On June 23, after multiple street demonstrations by protesting producers, the Spanish Senate approved a bill requiring Spanish streamers to invest 3.5% of their annual revenue in the production of independent Spanish producers. Now the real arguments can begin. Major Spanish producers want a regulatory revolution in cinema and television proposed by the Spanish government: return of rights to productions made with streamers after five years; an increase from 25% to 45% of the current Spanish tax shelter for independent producers. Other producers, however, want to ensure that the 3.5% is not covered by the platforms’ already regular producer partners. The Spanish government will try to find some sort of compromise, a tough call.
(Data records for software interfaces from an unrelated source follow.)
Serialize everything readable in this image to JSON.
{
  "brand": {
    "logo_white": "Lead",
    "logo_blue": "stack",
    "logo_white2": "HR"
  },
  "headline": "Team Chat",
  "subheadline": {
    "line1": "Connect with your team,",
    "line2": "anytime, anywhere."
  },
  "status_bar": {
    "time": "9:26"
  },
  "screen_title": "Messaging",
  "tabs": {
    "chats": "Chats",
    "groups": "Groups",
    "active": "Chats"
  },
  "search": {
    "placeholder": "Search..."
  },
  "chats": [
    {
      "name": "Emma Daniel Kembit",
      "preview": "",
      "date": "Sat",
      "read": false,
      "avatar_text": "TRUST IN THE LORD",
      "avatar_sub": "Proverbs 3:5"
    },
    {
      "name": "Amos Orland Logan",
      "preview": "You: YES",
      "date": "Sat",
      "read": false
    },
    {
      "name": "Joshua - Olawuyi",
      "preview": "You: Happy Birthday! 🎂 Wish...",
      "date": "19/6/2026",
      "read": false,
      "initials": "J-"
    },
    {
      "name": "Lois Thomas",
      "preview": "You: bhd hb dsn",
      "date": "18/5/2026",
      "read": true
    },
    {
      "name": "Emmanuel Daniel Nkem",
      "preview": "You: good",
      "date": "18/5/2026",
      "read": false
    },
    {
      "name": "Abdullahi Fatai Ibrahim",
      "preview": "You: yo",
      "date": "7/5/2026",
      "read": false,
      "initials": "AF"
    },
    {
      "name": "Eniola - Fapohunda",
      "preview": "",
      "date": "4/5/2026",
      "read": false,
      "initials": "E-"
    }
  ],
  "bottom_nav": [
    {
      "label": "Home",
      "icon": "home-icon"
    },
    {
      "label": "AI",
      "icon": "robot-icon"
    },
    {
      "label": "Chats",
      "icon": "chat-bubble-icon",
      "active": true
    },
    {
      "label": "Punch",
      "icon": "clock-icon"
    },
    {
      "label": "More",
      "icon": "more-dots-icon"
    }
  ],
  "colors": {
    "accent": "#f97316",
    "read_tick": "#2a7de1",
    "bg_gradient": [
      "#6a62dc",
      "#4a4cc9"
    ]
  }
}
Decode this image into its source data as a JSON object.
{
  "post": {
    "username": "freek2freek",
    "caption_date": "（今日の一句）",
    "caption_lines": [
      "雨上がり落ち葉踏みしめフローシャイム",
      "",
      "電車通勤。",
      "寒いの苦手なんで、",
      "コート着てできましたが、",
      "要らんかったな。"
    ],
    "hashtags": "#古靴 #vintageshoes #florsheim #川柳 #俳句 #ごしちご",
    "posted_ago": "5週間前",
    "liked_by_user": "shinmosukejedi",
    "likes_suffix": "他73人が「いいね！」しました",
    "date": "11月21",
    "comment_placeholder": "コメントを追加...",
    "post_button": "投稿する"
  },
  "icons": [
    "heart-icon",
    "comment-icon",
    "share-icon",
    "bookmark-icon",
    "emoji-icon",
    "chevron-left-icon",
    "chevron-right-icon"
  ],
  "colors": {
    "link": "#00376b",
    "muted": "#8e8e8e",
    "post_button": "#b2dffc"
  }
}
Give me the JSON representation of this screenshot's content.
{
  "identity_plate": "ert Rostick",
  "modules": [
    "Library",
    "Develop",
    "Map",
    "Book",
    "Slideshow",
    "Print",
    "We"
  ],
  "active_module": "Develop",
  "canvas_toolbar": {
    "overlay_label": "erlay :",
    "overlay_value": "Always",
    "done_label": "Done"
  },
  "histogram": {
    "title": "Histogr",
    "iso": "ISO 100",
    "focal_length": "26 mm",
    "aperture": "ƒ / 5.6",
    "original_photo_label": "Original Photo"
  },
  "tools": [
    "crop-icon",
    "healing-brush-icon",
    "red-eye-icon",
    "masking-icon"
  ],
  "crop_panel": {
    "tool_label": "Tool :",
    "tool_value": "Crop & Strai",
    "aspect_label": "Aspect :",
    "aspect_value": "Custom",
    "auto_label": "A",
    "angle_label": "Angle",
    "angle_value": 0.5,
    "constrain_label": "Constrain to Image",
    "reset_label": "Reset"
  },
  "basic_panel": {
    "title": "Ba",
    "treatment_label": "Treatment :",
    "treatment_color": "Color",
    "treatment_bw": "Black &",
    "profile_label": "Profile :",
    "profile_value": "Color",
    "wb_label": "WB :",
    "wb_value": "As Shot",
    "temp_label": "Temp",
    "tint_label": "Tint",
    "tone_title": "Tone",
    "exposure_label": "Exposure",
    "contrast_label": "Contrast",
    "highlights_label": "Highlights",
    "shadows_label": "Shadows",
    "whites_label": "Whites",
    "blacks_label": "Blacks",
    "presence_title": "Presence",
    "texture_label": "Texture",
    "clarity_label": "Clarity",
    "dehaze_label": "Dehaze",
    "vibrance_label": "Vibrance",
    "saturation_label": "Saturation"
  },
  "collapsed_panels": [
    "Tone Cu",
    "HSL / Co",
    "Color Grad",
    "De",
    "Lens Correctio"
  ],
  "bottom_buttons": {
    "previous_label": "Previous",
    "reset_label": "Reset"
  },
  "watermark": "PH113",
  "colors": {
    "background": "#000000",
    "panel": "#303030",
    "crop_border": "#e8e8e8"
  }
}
Two mantras: attract talent, retain intellectual property
The two main challenges for the unscripted content industry are attracting and retaining talent and retaining intellectual property, Banijay’s James Townley told a CF&E panel. These two concerns proved Conecta’s mantras. Only accelerated training can help solve the talent battle. The Toledo producers, however, had higher hopes for the IP. “Things are often solved by the market itself. The post-pandemic economic landscape has caused a small increase in streaming subscriber growth, so if streamers have to fill in a certain number of hours per year and have to do it with less money, the obvious outcome will be co-production” , Marti said.
As Netflix unveiled “El Conde,” the next director of “Spencer,” Pablo Larrain, a Pinochet vampire flick, Fabula and Fremantle brought “Santa Maria” to CF&E and dropped Starzplay’s “The Shelter” and Pantaya Pablo Fendrik, the first major Latin American film. sci-fi show. All in the same week. Most large producers in Latin America are partly dependent on the provision of services, observed Manuel Martí of Fremantle at CF&E. With offices in Chile, Mexico and the United States, Fremantle and Pantaya production alliances, and production titles of the caliber of “Spencer”, Fabula has become Latin America’s leading center for film and television talent thanks to a pure-play production – a tremendous achievement.